Problem to solve :: Wherever "Бизнес" occurs in the entries, copy the line that holds it.

Task inputs ::

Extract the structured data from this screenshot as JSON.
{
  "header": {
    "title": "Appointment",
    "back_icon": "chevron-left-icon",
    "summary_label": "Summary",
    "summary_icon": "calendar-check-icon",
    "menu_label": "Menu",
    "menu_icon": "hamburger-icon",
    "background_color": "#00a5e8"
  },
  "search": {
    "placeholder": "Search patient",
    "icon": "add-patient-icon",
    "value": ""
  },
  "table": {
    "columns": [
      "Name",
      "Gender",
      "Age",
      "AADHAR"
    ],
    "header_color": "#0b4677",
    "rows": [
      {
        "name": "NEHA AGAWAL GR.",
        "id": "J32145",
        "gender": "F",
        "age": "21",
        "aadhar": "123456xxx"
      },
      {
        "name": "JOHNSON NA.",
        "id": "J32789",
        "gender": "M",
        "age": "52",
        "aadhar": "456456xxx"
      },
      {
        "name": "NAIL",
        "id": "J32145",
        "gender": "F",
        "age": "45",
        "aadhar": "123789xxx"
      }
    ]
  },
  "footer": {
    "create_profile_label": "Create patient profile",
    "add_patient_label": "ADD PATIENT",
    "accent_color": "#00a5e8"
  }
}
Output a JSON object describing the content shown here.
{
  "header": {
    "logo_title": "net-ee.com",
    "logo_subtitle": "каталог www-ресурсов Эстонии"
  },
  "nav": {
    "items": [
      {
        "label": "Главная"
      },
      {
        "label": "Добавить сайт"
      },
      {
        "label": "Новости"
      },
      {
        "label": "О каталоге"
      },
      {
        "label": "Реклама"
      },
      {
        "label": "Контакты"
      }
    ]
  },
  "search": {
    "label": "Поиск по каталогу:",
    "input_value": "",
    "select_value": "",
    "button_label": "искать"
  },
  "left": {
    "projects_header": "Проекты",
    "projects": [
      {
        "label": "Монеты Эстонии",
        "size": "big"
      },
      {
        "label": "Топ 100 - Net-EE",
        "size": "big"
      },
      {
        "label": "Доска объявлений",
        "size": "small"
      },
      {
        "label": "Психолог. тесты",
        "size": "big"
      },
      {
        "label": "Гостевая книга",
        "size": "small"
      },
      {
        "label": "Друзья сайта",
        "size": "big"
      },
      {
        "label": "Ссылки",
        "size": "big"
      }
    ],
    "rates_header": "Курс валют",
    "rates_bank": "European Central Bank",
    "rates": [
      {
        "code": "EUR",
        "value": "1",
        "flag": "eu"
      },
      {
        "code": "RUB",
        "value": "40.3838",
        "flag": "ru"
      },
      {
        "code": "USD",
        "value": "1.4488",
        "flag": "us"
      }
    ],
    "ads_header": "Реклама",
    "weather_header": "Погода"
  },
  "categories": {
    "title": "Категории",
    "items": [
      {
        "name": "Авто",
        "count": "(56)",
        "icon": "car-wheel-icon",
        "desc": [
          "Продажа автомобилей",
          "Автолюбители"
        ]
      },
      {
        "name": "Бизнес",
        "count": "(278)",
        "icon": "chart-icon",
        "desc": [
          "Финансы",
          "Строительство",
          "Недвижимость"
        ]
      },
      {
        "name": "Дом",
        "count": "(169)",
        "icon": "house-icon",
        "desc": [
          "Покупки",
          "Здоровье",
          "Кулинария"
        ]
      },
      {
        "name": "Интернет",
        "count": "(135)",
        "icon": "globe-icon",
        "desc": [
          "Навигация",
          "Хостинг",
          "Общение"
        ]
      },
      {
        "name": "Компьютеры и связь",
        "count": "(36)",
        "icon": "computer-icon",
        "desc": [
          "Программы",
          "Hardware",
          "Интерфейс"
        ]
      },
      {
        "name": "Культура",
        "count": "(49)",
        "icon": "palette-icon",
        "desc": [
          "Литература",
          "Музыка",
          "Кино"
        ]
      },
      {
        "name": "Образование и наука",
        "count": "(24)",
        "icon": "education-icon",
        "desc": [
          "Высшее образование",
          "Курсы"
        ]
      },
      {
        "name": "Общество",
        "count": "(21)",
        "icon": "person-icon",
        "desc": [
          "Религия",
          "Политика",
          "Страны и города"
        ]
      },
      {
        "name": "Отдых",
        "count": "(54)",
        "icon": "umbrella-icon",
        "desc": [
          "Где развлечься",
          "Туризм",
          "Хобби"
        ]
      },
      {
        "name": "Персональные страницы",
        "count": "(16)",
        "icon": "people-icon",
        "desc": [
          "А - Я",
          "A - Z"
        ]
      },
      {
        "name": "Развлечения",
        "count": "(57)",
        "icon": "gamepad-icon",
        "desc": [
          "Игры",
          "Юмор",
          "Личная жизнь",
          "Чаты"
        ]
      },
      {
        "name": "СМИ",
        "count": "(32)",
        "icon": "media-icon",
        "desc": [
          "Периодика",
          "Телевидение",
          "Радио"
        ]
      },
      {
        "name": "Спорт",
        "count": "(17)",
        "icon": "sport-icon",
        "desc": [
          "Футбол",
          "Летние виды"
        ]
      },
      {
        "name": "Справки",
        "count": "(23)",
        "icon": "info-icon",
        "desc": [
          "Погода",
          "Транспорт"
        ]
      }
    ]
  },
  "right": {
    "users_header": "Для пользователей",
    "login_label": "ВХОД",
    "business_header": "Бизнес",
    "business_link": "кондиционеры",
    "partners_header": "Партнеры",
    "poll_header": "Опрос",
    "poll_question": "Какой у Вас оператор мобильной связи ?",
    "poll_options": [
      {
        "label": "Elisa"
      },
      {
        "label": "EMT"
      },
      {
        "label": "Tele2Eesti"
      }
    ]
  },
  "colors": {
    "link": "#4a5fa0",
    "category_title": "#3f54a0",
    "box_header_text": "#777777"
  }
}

Finished task ::
        "name": "Бизнес",
    "business_header": "Бизнес",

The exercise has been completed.